# EXERCISE REQUIREMENTS
Where the string "Output" occurs in a line of the data below, that line should be copied.
============================================================
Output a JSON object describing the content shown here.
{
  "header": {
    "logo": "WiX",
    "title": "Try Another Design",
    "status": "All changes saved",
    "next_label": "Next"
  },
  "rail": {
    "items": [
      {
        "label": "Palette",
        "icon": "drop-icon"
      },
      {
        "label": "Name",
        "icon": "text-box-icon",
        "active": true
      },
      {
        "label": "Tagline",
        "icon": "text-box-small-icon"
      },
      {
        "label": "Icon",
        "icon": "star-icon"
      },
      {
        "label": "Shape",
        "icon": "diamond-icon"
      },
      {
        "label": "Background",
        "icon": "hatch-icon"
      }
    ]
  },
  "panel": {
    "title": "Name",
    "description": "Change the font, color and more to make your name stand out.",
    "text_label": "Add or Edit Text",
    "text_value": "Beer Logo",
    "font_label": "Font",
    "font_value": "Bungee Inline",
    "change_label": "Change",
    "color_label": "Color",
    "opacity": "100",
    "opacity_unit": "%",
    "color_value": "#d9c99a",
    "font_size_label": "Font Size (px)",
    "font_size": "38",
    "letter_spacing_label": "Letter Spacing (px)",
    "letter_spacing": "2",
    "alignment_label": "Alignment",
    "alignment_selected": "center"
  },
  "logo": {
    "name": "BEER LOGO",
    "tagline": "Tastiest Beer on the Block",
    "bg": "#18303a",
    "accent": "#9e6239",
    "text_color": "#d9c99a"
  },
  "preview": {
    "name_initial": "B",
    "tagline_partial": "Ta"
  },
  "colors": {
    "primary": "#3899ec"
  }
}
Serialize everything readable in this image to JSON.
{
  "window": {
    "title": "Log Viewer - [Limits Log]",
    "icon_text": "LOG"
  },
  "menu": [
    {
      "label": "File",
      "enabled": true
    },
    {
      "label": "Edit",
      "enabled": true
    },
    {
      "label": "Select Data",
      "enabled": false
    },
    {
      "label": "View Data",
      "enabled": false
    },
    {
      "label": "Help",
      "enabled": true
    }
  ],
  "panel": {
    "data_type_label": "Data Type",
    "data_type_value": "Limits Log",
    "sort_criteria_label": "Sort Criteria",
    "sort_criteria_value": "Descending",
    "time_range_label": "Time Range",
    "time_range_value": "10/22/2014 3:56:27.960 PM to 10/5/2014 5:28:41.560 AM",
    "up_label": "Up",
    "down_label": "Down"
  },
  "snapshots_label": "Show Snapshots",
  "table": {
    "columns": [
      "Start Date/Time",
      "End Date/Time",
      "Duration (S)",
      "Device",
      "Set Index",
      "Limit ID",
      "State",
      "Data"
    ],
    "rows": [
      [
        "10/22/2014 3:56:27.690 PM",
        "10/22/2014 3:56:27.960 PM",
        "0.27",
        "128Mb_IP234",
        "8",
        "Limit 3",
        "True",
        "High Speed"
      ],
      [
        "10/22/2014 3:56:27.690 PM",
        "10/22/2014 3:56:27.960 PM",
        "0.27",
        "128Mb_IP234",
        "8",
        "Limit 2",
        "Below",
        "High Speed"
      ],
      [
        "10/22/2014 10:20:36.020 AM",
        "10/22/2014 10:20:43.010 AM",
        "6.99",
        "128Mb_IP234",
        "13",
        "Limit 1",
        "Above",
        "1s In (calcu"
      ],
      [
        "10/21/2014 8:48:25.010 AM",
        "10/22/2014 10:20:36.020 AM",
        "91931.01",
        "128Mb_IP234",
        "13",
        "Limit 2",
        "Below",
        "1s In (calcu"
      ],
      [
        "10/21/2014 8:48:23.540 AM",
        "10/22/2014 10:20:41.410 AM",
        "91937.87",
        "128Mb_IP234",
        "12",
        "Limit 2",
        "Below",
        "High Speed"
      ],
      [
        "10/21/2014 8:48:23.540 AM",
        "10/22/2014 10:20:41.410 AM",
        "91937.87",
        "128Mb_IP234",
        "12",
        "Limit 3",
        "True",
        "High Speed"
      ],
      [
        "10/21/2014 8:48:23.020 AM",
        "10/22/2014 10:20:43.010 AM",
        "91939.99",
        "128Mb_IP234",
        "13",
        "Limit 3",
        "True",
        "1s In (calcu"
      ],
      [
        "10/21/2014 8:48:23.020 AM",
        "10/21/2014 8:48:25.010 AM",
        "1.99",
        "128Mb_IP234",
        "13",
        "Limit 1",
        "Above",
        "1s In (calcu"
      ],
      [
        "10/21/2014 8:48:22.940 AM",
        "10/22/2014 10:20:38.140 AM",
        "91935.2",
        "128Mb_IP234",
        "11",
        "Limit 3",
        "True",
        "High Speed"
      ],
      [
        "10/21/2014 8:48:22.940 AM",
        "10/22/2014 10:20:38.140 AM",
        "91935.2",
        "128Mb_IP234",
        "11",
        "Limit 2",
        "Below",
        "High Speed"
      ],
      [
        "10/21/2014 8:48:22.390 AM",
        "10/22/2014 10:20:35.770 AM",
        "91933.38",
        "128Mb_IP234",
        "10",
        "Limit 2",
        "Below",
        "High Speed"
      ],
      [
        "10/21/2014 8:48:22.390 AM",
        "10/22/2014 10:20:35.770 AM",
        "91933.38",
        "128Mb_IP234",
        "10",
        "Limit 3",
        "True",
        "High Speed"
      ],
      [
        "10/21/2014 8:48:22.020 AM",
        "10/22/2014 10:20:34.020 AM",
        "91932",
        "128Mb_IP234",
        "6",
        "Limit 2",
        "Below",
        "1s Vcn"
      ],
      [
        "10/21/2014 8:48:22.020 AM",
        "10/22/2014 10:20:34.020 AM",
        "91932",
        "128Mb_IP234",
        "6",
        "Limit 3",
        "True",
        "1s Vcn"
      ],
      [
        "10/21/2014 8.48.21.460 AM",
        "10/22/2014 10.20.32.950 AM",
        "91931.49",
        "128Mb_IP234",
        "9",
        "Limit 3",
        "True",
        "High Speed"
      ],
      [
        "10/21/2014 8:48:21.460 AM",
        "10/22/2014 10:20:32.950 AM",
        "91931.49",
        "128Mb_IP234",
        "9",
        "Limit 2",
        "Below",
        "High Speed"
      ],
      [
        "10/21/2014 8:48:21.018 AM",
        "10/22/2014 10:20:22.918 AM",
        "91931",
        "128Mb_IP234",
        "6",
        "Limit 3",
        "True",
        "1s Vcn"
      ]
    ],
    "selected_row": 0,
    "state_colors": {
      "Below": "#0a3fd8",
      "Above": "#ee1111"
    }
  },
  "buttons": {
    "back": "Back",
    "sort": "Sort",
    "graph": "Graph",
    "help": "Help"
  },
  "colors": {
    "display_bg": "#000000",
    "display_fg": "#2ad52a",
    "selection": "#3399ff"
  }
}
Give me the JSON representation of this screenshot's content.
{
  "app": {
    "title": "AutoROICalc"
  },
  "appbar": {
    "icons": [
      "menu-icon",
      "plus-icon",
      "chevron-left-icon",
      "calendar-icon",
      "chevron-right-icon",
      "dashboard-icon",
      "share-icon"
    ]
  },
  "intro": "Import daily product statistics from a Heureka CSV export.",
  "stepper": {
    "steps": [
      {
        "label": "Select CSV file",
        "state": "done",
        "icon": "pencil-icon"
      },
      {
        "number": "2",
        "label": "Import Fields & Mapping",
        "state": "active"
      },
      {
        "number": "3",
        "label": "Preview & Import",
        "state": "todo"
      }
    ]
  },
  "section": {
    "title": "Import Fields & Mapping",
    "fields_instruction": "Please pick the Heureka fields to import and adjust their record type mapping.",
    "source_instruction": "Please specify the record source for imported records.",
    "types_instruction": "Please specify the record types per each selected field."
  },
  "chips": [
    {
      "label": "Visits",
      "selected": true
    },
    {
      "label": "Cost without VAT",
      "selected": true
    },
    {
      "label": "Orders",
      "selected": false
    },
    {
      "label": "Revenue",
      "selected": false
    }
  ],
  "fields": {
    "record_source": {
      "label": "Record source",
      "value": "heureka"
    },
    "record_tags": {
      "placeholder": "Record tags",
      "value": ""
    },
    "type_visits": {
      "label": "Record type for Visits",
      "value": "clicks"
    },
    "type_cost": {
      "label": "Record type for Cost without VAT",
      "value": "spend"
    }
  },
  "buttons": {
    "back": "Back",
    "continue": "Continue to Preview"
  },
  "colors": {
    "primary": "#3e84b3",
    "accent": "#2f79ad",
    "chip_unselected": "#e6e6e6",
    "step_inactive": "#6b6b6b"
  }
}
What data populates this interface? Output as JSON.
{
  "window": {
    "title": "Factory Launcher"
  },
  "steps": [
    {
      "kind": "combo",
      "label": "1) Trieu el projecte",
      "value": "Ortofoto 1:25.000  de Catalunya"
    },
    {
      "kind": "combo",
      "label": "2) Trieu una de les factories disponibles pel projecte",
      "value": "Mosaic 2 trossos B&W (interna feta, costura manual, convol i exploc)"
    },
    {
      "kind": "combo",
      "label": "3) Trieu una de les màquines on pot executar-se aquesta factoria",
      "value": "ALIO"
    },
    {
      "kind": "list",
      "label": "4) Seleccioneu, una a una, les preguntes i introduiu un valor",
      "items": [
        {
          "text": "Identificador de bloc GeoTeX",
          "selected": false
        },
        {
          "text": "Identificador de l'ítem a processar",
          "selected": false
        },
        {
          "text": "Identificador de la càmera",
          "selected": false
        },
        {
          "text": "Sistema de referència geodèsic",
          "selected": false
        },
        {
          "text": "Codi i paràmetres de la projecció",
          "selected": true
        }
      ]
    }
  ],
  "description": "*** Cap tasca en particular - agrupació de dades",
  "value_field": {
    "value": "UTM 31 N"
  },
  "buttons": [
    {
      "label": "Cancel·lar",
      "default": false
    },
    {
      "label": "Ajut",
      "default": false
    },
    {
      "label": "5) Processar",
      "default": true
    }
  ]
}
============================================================
# SOLUTION FOR THIS PROBLEM
Output a JSON object describing the content shown here.
What data populates this interface? Output as JSON.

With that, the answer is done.